Both legs can be measured in a number of ways from the hips to ankles.  Each segment is also measured to determine where exactly the discrepancy is located.  For example, we can measure from the  hip to the knee, or the knee to the ankle to see which segment has the discrepancy. In some cases, to assist with the measurements, wooden blocks are placed under the foot of the shorter side until the hips are even.

  • Gait analysis

Observing the way you walk can assist in identifying a limb length discrepancy, with markers such as limping and the position of the knees, hips and shoulders being assessed.  Here at Watsonia Podiatry, we use our Zebris treadmill to record the way you walk and can identify if there is an instability in your hips.


How is an LLD treated?

Treatment of a limb length discrepancy can be either non-surgical or surgical.  The treatment type is dependent on a variety of factors including:

  • the age of the patient
  • the severity of the LLD
  • the level of pain
  • the cause of the LLD

Non-surgical treatment – Heel raise and custom foot orthotics

Placing a heel raise on the shorter side to ‘even up’ the hips is commonly used in the management of a limb length discrepancy.  This treatment is useful for discrepancies that are less than 2.5cm and work really well in conjunction with custom orthotics.  The use of custom orthotics can allow the feet and lower limbs to function more efficiently.  Custom orthotics can also help address any pain that you may be experiencing.

For more details on custom orthotics here at Watsonia Podiatry, check out our article  – “Orthotics 101 – Your Guide to Everything Orthotics“.


Surgical treatment

Surgical treatment of LLD has 3 outcomes:

Shortening the longer leg – Making the longer leg shorter is only done when the person has fully grown.  This type of procedure involves removing a section of bone from either the thigh bone or shin bone.  Metal rods are then used to fix the new bones together while healing occurs.

Lengthen the shorter leg –  This type of surgery is not performing regularly and is typically reserved for considerable limb length discrepancies.  Making a leg longer can be done by external or internal fixation.  Both of these options use metal rods that gradually elongate the bone over time, usually taking many months to achieve the required result.

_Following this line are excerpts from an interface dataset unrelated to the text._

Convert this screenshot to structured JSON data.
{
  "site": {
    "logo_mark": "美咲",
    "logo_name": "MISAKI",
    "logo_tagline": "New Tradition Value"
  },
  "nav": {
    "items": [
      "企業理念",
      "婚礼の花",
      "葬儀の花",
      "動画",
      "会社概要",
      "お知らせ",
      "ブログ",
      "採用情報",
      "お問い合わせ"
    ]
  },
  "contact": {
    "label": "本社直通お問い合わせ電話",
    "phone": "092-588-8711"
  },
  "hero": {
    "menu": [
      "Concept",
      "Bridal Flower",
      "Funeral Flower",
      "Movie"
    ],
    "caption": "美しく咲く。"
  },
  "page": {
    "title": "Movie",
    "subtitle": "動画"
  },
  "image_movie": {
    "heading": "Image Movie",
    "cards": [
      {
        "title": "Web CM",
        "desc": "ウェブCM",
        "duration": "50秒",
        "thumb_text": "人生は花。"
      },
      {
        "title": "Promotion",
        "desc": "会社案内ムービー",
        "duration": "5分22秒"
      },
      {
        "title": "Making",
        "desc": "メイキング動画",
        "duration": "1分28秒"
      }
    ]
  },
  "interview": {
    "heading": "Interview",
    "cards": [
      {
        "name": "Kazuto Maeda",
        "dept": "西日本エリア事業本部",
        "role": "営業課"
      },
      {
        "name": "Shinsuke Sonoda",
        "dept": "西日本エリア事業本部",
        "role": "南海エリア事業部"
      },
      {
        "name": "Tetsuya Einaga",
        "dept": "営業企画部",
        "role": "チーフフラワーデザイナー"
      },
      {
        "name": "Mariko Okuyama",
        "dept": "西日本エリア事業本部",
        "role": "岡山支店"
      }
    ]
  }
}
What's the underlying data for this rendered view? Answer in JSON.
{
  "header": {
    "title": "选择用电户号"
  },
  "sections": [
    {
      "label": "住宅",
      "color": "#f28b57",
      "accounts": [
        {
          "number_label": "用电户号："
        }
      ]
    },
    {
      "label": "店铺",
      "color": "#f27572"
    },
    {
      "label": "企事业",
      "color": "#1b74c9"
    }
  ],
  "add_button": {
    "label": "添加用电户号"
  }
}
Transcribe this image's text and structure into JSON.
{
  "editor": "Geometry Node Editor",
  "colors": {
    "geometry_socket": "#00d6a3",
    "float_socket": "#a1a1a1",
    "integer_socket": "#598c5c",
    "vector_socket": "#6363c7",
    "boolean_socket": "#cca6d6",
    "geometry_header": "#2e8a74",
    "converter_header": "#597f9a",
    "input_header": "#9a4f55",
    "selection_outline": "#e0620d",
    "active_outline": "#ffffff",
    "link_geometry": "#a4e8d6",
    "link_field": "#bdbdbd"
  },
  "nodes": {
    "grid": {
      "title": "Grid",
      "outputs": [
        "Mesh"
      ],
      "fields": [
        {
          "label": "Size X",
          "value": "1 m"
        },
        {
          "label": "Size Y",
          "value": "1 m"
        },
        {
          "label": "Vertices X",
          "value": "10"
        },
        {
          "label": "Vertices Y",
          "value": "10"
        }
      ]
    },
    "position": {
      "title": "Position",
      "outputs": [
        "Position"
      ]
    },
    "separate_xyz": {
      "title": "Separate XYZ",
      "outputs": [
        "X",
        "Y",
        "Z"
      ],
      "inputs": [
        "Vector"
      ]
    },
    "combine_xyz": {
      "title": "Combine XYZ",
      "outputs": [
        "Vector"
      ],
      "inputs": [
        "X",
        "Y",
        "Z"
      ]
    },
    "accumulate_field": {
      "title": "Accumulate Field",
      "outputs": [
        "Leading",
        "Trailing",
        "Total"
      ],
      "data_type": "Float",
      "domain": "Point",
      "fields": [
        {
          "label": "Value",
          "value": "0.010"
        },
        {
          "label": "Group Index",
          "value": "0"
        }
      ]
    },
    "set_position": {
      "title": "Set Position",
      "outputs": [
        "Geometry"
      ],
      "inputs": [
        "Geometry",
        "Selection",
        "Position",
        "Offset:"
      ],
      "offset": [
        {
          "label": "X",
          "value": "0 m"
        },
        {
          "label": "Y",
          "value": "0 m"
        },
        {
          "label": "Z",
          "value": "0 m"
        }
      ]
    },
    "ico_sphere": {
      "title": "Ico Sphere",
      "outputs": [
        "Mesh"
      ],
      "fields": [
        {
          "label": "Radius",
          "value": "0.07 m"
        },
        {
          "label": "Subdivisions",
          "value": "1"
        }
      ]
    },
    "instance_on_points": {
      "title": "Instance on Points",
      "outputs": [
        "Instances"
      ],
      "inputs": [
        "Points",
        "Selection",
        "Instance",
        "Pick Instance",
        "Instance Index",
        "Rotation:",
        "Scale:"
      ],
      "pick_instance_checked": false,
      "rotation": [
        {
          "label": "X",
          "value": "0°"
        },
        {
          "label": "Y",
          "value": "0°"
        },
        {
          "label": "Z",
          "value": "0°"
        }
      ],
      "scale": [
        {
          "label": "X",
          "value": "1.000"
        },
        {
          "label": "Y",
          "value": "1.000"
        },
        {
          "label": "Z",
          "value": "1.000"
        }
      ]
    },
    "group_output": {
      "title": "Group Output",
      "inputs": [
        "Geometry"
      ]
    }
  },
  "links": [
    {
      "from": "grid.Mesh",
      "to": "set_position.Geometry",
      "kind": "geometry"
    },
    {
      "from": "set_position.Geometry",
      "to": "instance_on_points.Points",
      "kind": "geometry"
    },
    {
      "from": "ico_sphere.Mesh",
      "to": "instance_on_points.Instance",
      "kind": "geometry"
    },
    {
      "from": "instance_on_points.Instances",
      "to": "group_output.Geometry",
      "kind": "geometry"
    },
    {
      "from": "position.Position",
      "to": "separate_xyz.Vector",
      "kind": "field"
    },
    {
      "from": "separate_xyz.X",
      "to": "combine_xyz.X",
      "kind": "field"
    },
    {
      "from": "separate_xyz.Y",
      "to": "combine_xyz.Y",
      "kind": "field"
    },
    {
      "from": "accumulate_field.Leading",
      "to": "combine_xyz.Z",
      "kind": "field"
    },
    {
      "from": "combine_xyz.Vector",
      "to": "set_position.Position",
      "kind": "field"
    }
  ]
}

Stop the longer side from growing by epiphysiodesis – Interfering with one or two of the growth plates in the leg is used to stunt or stop the growth of one leg. Using this method aims to have two legs of the same length by the time the child has finished growing, which is generally in the late teens.


If you or your child are experiencing pain or discomfort that may be caused by an LLD, or any other foot or lower limb pain,  book an appointment with the team here at Watsonia Podiatry.   Our team of superstar podiatrists are here to help relieve you of any pain and have your feet being the best they can be.  You can book your appointment by calling us on (03) 9432 2689 or book online here.





Aaron Dri